Q: Sadly, my wife Margaret, age 81, has dementia. Our doctor has her on medications that work extremely well to keep her more alert – she plays scrabble several times a week, enjoys her favorite TV programs and will interject a comment occasionally.
Living with a mental illness can be a deeply private, painful experience. It is difficult to talk about or know how to get help. And for the family members of an ill person, the emotions range from sadness to anger to guilt.
We think it’s the responsibility of state Legislature to fully fund K-12 public education.
The love we are given by our mothers can set the course for the rest of our lives. Whether it is something as easy as baking cheesecake or understanding the importance of loyalty, our readers shared some of the lessons they have learned from their mother.
In my eighth grade class, we had an assignment to do a study of one of our world’s problems. I chose to research the problem of energy-wasting light bulbs.
None of us gets old overnight. We don’t go from, say, age 60 to age 80 in a day. There are years in between and steps we need to take while we’re healthy that will allow us to age with grace. The first rule: live in the right house.
We couldn’t be more proud to feature a very special section within this week’s paper: the Viking Voice.
The Governor’s Salmon Recovery Office recently reported that nearly half of the 15 salmon populations listed under the federal Endangered Species Act are increasing.
Having recently fought and won a war against a government that had repressed dissent, arrested colonists without warrants and incarcerated them without trial, the authors of our Constitution were determined to ensure that citizens of our newly invented nation would have the liberty to express any view, even to a powerful government.
If you’re having trouble making sense of the many facts, figures, moving parts and the overall financial state of the union at Orcas Power and Light Cooperative, you’re not alone.
When we received an email alert last Friday that the ferries to Orcas were full until the 8:55 p.m., we knew it signaled something significant: the start of the tourist season.
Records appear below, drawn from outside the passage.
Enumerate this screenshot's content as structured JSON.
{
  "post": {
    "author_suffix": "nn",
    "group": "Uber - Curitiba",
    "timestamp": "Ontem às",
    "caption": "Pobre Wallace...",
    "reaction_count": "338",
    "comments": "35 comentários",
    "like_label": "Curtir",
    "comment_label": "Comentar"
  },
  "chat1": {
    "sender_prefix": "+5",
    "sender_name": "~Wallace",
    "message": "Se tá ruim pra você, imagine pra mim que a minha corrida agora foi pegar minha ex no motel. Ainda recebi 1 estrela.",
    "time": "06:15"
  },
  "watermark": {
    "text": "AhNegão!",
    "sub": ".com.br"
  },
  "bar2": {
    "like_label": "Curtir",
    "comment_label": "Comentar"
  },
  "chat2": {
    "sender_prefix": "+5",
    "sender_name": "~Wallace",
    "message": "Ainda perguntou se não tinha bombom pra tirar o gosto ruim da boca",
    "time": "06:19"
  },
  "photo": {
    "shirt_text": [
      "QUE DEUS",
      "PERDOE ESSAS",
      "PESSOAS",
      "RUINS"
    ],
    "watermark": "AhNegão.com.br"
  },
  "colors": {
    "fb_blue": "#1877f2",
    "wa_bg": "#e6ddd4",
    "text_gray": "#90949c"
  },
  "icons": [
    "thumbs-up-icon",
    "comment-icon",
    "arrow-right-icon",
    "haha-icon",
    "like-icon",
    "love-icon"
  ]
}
And those high traffic numbers will continue with the Shakespeare Festival starting this week.
Wouldn’t it be swell if you could forget about all those complicated issues of the day, ignore the campaigns of this candidate or that one, and just remain steadfastly unconcerned and uninformed about any upcoming election or about what direction would be best for your ballot to be cast?
Be warned. Some of us, particularly small electricity users, might be in for an electrifying shock treatment. Electricity prices are going up to the point where some may no longer be able to afford it.
It is with a heavy heart that we write about Fire Chief Kevin O’Brien’s leaving Orcas Fire and Rescue for a chief position in Lake Stevens.
My grandmother is vicious to my father, her son. He has heart problems, so I’m afraid for his health. She’s 85 and can’t live alone anymore. He tried taking care of her at home, but she complained constantly.
I was intrigued to read the Islands’ Sounder recent story about the sheriff’s survey. My immediate reaction was that surely those on Orcas Island who gave poor marks to the police were NOT just referencing the incident on San Juan last Christmas.
We’ve seen the positive side of the internet: connecting friends and family, sharing knowledge of the world around us, doing business from afar, spreading social awareness – the list goes on.
On Jan. 1 at 3 a.m. the Shaw Island Fire Department requested assistance with a structure fire on Shaw Island. Four OIFR firefighters responded with a WASP fire engine and a water tender truck.
Dr. Gottman, with input from the members of the OMF board, Orcas Island Fire and Rescue, and others, has developed a rigorous survey that she hopes will be completed by everyone on the island.